Stream and River Ecosystems

Warming water temperatures, reduced snowpack, more frequent drought, and more extreme precipitation patterns will alter habitats for local aquatic species. Since individual species have specific habitat requirements, some species may be able to cope with or even thrive under new conditions, while others may struggle.​

Loss of Coldwater Fish Habitat

Coldwater streams have always been managed as the most sensitive features on the landscape. Under future climate change conditions it is expected that only 12% of the watershed’s streams will remain cold by 2065. In response to warming streams with less dissolved oxygen, coldwater fish will seek refuge in these few remaining cooler groundwater-fed streams. Crowded into ever-shrinking habitat, populations of coldwater species such as brook trout may become stressed, increasing their susceptibility to disease, competition for resources and risk of predation for juveniles.

Fish Reproduction

Since both water temperature and streamflow changes are cues for fish to spawn, climate change is expected to affect spawning success. For example, an earlier spring thaw or erosion from extreme weather events is likely to reduce reproductive success and survival of young fish. Overall, a changing expected to have negative impacts that may reduce reproductive success, meaning fewer fish in the tributaries.

Other Indicator Species

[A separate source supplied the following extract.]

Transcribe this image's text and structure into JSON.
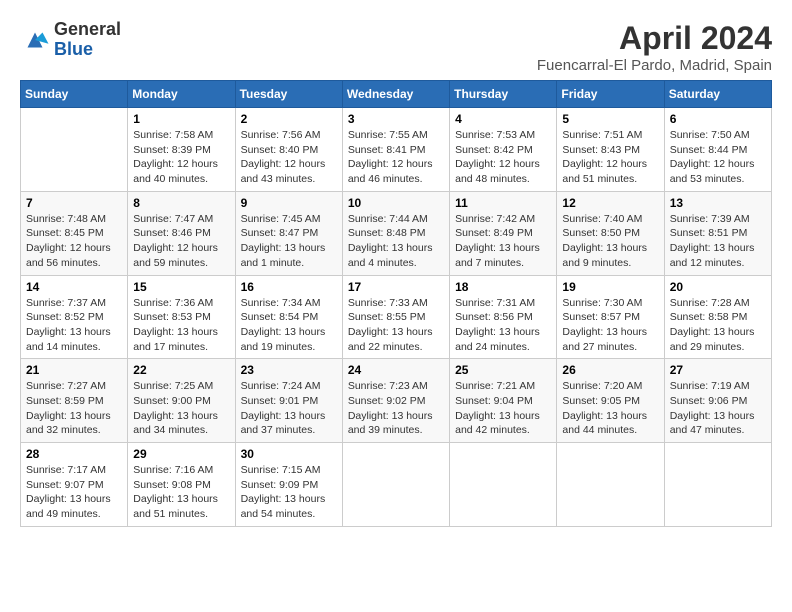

Aquatic insects, worms and mollusks that live on the bottom of streams are excellent indicators of water quality. The changes in stream flow, temperature, and water quality described above may lead to changes in these communities, including a shift towards more generalist species with higher thermal tolerances, at the expense of more sensitive species and overall species diversity may decrease.​